My local newspaper seemed to be filled with an inordinate number of health related stories, all versions taken from national news wire articles.
Some of the headlines include: (no, I’m not linking them)
“Clues to how people bounce back from surgery” by Lauren Neergaard of the AP. I don’t have any surgeries planned in the near future so this one doesn’t interest me.
“Dry-roasting might be peanut allergy trigger” by Karen Kaplan of the Los Angeles Times. I take the seriousness of peanut allergies, well seriously, however since learning of toxic mold issues with most peanuts processed in the United States, I avoid those legumes most of the time.
“Level of education predicts health outcome, study finds” by Jason Millman of the Washington Post. This one seems like a no-brainer to me.
“Think you drink a lot? Top 10% down 74 drinks a week” by Christopher Ingraham of the Washington Post. Coming from a long line of alcoholics again not surprising to me personally.
In military related health news we have “Report says services for female veterans fall short” by Matthew Daly of the AP. Matthew, this is not news. Speaking medically right now services for women, in any field, anywhere, fall short.
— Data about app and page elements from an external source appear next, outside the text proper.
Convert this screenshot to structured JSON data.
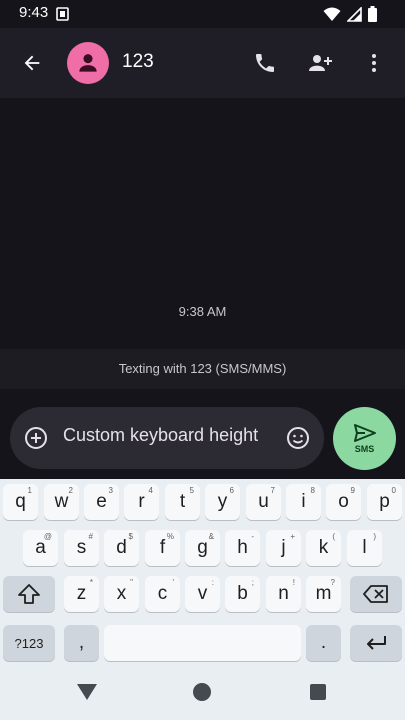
{
  "status_bar": {
    "time": "9:43"
  },
  "header": {
    "contact_name": "123"
  },
  "conversation": {
    "timestamp": "9:38 AM"
  },
  "banner": {
    "text": "Texting with 123 (SMS/MMS)"
  },
  "compose": {
    "text": "Custom keyboard height",
    "send_label": "SMS"
  },
  "keyboard": {
    "row1": [
      {
        "key": "q",
        "hint": "1"
      },
      {
        "key": "w",
        "hint": "2"
      },
      {
        "key": "e",
        "hint": "3"
      },
      {
        "key": "r",
        "hint": "4"
      },
      {
        "key": "t",
        "hint": "5"
      },
      {
        "key": "y",
        "hint": "6"
      },
      {
        "key": "u",
        "hint": "7"
      },
      {
        "key": "i",
        "hint": "8"
      },
      {
        "key": "o",
        "hint": "9"
      },
      {
        "key": "p",
        "hint": "0"
      }
    ],
    "row2": [
      {
        "key": "a",
        "hint": "@"
      },
      {
        "key": "s",
        "hint": "#"
      },
      {
        "key": "d",
        "hint": "$"
      },
      {
        "key": "f",
        "hint": "%"
      },
      {
        "key": "g",
        "hint": "&"
      },
      {
        "key": "h",
        "hint": "-"
      },
      {
        "key": "j",
        "hint": "+"
      },
      {
        "key": "k",
        "hint": "("
      },
      {
        "key": "l",
        "hint": ")"
      }
    ],
    "row3": [
      {
        "key": "z",
        "hint": "*"
      },
      {
        "key": "x",
        "hint": "\""
      },
      {
        "key": "c",
        "hint": "'"
      },
      {
        "key": "v",
        "hint": ":"
      },
      {
        "key": "b",
        "hint": ";"
      },
      {
        "key": "n",
        "hint": "!"
      },
      {
        "key": "m",
        "hint": "?"
      }
    ],
    "symbols_key": "?123",
    "comma_key": ",",
    "period_key": "."
  },
  "colors": {
    "avatar": "#f06ea8",
    "send_button": "#8bd9a0",
    "app_bar": "#1f1e26",
    "background": "#15141b"
  }
}
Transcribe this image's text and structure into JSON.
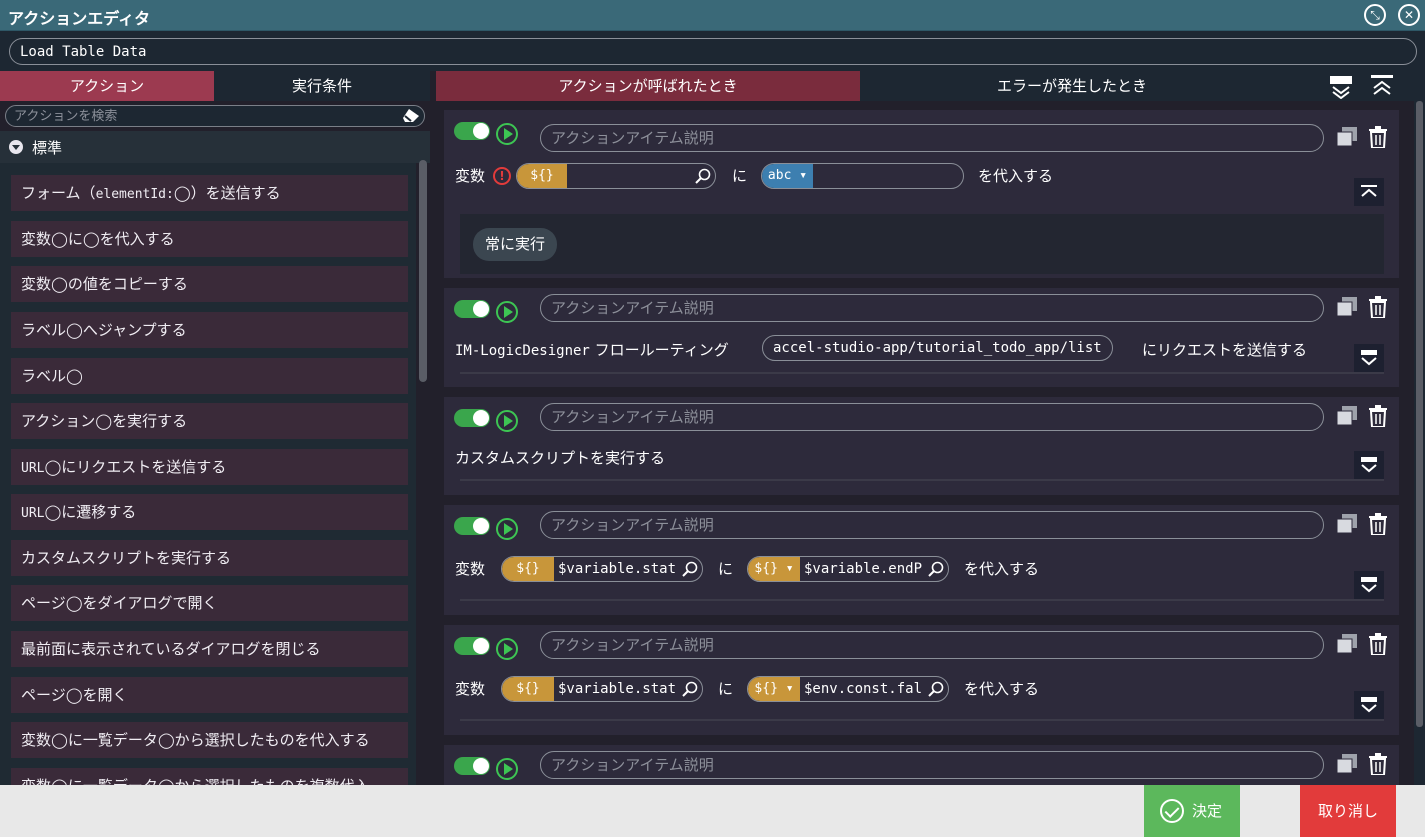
{
  "window": {
    "title": "アクションエディタ"
  },
  "action_name": "Load Table Data",
  "left_tabs": [
    {
      "label": "アクション"
    },
    {
      "label": "実行条件"
    }
  ],
  "search": {
    "placeholder": "アクションを検索"
  },
  "category": {
    "label": "標準"
  },
  "palette": [
    {
      "pre": "フォーム（",
      "mono": "elementId:",
      "post": "）を送信する"
    },
    {
      "pre": "変数",
      "mono": "",
      "post": "に",
      "post2": "を代入する"
    },
    {
      "pre": "変数",
      "mono": "",
      "post": "の値をコピーする"
    },
    {
      "pre": "ラベル",
      "mono": "",
      "post": "へジャンプする"
    },
    {
      "pre": "ラベル",
      "mono": "",
      "post": ""
    },
    {
      "pre": "アクション",
      "mono": "",
      "post": "を実行する"
    },
    {
      "pre": "",
      "mono": "URL",
      "post": "にリクエストを送信する"
    },
    {
      "pre": "",
      "mono": "URL",
      "post": "に遷移する"
    },
    {
      "pre": "カスタムスクリプトを実行する",
      "mono": "",
      "post": ""
    },
    {
      "pre": "ページ",
      "mono": "",
      "post": "をダイアログで開く"
    },
    {
      "pre": "最前面に表示されているダイアログを閉じる",
      "mono": "",
      "post": ""
    },
    {
      "pre": "ページ",
      "mono": "",
      "post": "を開く"
    },
    {
      "pre": "変数",
      "mono": "",
      "post": "に一覧データ",
      "post2": "から選択したものを代入する"
    },
    {
      "pre": "変数",
      "mono": "",
      "post": "に一覧データ",
      "post2": "から選択したものを複数代入"
    }
  ],
  "right_tabs": [
    {
      "label": "アクションが呼ばれたとき"
    },
    {
      "label": "エラーが発生したとき"
    }
  ],
  "desc_placeholder": "アクションアイテム説明",
  "words": {
    "hensu": "変数",
    "ni": "に",
    "wo_dainyu": "を代入する",
    "var_tag": "${}",
    "abc_tag": "abc ▾",
    "var_tag_drop": "${} ▾"
  },
  "cards": {
    "c1": {
      "condition": "常に実行"
    },
    "c2": {
      "prefix_mono": "IM-LogicDesigner",
      "prefix": " フロールーティング",
      "path": "accel-studio-app/tutorial_todo_app/list",
      "suffix": "にリクエストを送信する"
    },
    "c3": {
      "text": "カスタムスクリプトを実行する"
    },
    "c4": {
      "left_val": "$variable.stat",
      "right_val": "$variable.endP"
    },
    "c5": {
      "left_val": "$variable.stat",
      "right_val": "$env.const.fal"
    }
  },
  "footer": {
    "ok_label": "決定",
    "cancel_label": "取り消し"
  },
  "colors": {
    "accent": "#9c3a50",
    "toggle_on": "#3aa64c",
    "var_tag": "#c8963a",
    "ok": "#5cb85c",
    "cancel": "#e23b3b"
  }
}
“Agencies launch mammoth study on opioid alternatives” by Emily Wax-Thibodeaux of the Washington Post. This story references the large set of indicators that link the use of opioid medications to addiction in veterans trying to manage chronic pain. The point is to highlight alternate therapies. Hmmm… long-term use of opioids causing more harm than good. Who would have thought that could happen.
Lastly, also personally, and the story my adult children need to pay attention to:
“Mental lapses can be warning flags” by Melissa Healy of the Los Angeles Times. As I read this article I noted that I technically did not fall under the umbrella term used by Ms Healy defining myself as a “senior.” She reserved that label for those over sixty. Regardless of my lack of age, I did pause to absorb a few specific points. A new study in the journal Neurology followed 531 participants with an average age of seventy-three. Those who actually self-reported memory issues during the ten-year study exhibited more likelihood to develop “mild cognitive impairment, and to have Alzheimer’s-like plaques and tangles in their brains upon death even when dementia was never diagnosed” (Healy).
So backing up a bit here, as I read this I understand the article to mean that if I am self-aware enough to be concerned, and more specifically mention out loud those concerns, regarding mental lapses such as misplacing keys, forgetting appointments or difficulty in retrieving words and names, then I may be standing in line for issues later on as I age. The article states that “people who reported memory complaints were nearly three times more likely to develop clinically significant memory and thinking problems” (Healy).
I don’t want to cry wolf, nor do I want my adult children to begin making plans for placing me in an Alzheimer’s care facility tomorrow. I do however, want to be considered among the “cognitive complainers” that Healy writes about, even though I am not yet sixty or above. When I think about that fact actually, the not having reached sixty age limit yet, I find this article even more worrisome. I do forget names and I do find myself searching for a word at times. Not everyday, not with any regularity at all, but sometimes…I find myself in obvious pause, waiting for the word that I know is right there, yet I draw a blank.
The only thing left to say at this point is: Cara, Jeff, Alison-you have been warned.
Healy, M. (2014). LA Times. Science Now. Cognitive Complaints in the Elderly Are Often Dementia Harbingers. Retrieved from http://www.latimes.com/science/sciencenow/la-sci-sn-cognitive-complaints-dementia-harbinger-20140924-story.html